Robert Baloh, director of Cedars-Sinai’s Neuromuscular Division and the lead researcher of this research project, said, “We think this buildup of thousands of copies of the repeated sequence GGGGCC in the nucleus of patient’s cells may become toxic by altering the normal behavior of other genes in the motor neurons. Because our studies supported the toxic RNA mechanism theory, we used to small segments of genetic material called antisense oligonucleotides – ASOs – to block the buildup and degrade the toxic RNA. One ASO knocked down overall C9ORF72 levels. The other knocked down the toxic RNA coming from the gene without suppressing overall gene expression levels. The absence of potentially toxic RNA, and no evidence of detrimental effect on the motor neurons, provides a strong basis for using this strategy to treat patients suffering from these diseases.”

Baloh continued: “In a sense, this represents the full spectrum of what we are trying to accomplish with patient-based stem cell modeling. It gives researchers the opportunity to conduct extensive studies of a disease’s genetic and molecular makeup and develop potential treatments in the laboratory before translating them into patient trials.”

Researchers from another institution recently began a phase one clinical trial that used a similar ASO strategy to treat ALS caused by a different mutation. No safety issues were reported in this clinical trial.

Clive Svendsen, director of the Regenerative Medicine Institute and one of the authors, has investigated ALS for more than a decade, said, “ALS may be the cruelest, most severe neurological disease, but I believe the stem cell approach used in this collaborative effort holds the key to unlocking the mysteries of the and other devastating disorders. Within the Regenerative Medicine Institute, we are exploring several other stem cell-based strategies in search of treatments and cures.”

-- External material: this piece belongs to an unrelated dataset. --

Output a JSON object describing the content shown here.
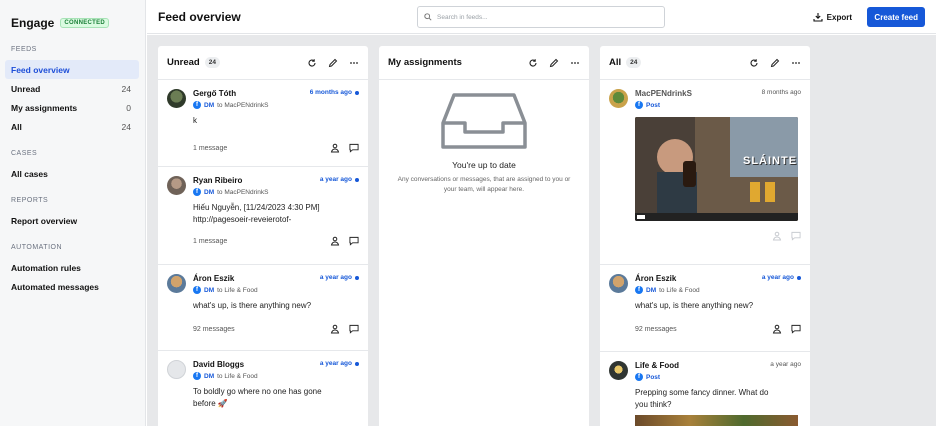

ALS affects 30,000-50,000 people in the US alone, but unlike other neurodegenerative diseases, it is almost always fatal within three to five years.